“Not everyone falls in love with their baby immediately. For some women it just takes time to build the bond, and this is completely normal. For other mams, their mental health can deteriorate because of this lack of bond or because they are not well. This can be a common experience. Services specialise in helping you both recover from your mental health and building confidence in your parenting role. Supporting the relationship you have with your baby and helping you see what an amazing mam you are is part of our role too! We can find mam’s mental health improves as they feel more confident within the relationship with their baby. It’s okay to talk to a trusted health professional and seek support. This can come from Talking Therapies, VCSE projects, and Specialist Perinatal Mental Health Services. They offer a range of support both 1:1 and Group work.”

Here are a few of the groups available through CNTW services:

Meaningful Me Group

This is an evidence-based programme developed by occupational therapists in mental health services across the UK.

Sometimes poor mental health can have an impact on the ability to carry out everyday activities. The transition to parenthood can be a challenging time. This group aims to support participants to establish a balanced routine of leisure, productivity and self-care.

It focuses on meaningful and engaging activity. Women who come to the group are supported to establish a routine in a way that is manageable and meaningful for them. It is a supportive space to explore self -care, leisure and productivity, helping women create a healthy balance for you and your baby.

Mindful Mums

The Mindful Mums group focuses on a different topic each week. It is led by CNTW peer supporters who use their lived experience to support mothers who may be struggling.

Peer supporter Emma said: “Lots of mums forget about themselves and who they were before they became a mum. They can experience a loss of identity and forget that they’re important too.

“Self-care isn’t selfish. You need to prioritise your own needs as well.”

Women attending the group have described it as a safe space.

Finding Our Rhythm

This is a Perinatal Nursery Nurse-led group for women under the care of community mental health teams providing support to promote a healthy mother and baby relationship.

The therapeutic sessions aim to provide a safe and secure environment to strengthen the bond between mother and baby. Women are given the opportunity to spend quality time with their baby, helping to increase their confidence and connection. Women will often go on to attend local community groups once they feel confident to do so.

By supporting maternal confidence and mother infant relationship women tell us that they see an improvement in their mental health and general confidence.

Other support:

Royal College of Psychiatry offers up to date information  to consider  “Pregnancy, before during and after” at: Mental illnesses and mental health problems | Royal College of Psychiatrists (

Talking Therapies

Talking Therapies offer a psychoeducational class targeted towards improving emotional wellbeing during the perinatal period. Sunderland Talking Therapies offers therapies, classes and groups to help with a range of common mental health difficulties. The service is effective, confidential, and free. Please find more information at about how to refer.

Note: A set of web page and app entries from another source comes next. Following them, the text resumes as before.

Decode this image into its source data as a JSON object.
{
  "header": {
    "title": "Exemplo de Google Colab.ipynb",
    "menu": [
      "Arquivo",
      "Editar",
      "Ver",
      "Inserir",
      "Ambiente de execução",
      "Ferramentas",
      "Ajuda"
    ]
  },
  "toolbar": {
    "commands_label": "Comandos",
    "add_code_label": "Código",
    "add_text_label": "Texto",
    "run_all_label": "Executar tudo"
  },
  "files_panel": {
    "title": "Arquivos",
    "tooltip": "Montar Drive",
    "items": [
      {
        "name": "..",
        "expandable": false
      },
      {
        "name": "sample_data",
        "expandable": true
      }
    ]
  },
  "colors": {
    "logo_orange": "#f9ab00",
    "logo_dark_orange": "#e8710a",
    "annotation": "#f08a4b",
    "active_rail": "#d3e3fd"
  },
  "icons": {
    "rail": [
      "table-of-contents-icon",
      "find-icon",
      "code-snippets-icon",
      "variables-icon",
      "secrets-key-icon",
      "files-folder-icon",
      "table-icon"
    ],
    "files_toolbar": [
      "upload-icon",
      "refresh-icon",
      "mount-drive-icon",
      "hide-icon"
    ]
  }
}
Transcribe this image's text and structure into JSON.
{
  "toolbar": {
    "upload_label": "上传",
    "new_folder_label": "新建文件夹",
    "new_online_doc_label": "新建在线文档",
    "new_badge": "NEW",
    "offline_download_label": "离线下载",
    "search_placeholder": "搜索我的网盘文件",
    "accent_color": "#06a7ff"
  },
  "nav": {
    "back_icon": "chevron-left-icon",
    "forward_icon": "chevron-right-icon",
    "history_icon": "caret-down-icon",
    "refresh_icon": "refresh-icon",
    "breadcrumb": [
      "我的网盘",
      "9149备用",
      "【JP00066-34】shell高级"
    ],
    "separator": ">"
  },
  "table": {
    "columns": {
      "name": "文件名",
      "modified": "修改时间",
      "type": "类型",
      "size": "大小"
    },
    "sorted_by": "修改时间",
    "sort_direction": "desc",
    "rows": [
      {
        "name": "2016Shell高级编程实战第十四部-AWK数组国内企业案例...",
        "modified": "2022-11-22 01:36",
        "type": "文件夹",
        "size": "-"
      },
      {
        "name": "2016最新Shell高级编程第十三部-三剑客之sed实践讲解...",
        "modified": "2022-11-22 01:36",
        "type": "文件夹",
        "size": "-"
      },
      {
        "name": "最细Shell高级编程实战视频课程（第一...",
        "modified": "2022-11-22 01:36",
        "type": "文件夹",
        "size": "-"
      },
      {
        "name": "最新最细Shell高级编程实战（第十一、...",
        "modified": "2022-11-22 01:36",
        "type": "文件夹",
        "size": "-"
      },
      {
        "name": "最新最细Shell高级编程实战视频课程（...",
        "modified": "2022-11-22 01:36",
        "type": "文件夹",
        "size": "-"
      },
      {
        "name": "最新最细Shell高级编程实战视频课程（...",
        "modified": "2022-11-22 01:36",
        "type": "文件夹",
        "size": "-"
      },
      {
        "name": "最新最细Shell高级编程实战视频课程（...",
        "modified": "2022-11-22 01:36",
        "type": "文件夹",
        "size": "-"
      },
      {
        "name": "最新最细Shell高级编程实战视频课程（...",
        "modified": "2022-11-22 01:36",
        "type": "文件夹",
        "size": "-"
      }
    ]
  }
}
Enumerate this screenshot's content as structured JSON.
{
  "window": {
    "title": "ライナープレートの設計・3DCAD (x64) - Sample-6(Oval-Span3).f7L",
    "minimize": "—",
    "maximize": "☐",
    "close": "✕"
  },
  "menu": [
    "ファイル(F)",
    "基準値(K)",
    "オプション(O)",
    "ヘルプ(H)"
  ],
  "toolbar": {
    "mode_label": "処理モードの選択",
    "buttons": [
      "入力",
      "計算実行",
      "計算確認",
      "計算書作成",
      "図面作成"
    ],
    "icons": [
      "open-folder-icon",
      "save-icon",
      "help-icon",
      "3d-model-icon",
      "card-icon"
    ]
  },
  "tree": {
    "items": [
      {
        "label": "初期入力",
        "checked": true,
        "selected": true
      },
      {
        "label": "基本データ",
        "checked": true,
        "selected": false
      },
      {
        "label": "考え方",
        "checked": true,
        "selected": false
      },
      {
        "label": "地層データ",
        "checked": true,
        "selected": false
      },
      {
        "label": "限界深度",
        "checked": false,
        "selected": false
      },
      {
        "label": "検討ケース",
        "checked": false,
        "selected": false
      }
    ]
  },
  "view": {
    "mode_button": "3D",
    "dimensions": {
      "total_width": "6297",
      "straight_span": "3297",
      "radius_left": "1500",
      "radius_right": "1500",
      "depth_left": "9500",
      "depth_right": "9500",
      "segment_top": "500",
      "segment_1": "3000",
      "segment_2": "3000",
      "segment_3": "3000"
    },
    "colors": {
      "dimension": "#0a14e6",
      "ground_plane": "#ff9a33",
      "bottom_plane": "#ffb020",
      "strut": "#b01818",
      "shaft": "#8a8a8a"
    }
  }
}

Postnatal depression

Around one in 10 women experience postnatal depression after having a baby. Our self-help guide explains some of the causes of postnatal depression, ways of coping and signposting to further support.

Perinatal community mental health teams

The teams work with people who have a range of mental health problems during pregnancy, childbirth and early motherhood. Many women accessing the perinatal

Beadnell Mother and Baby Unit

Based at St George’s Park in Morpeth, the unit supports women experiencing severe mental illness in pregnancy and following birth, with specialist support available to treat conditions such as severe postnatal depression and postpartum psychosis. There are overnight facilities for partners with the aim of keeping families together to support a faster recovery and better quality of life.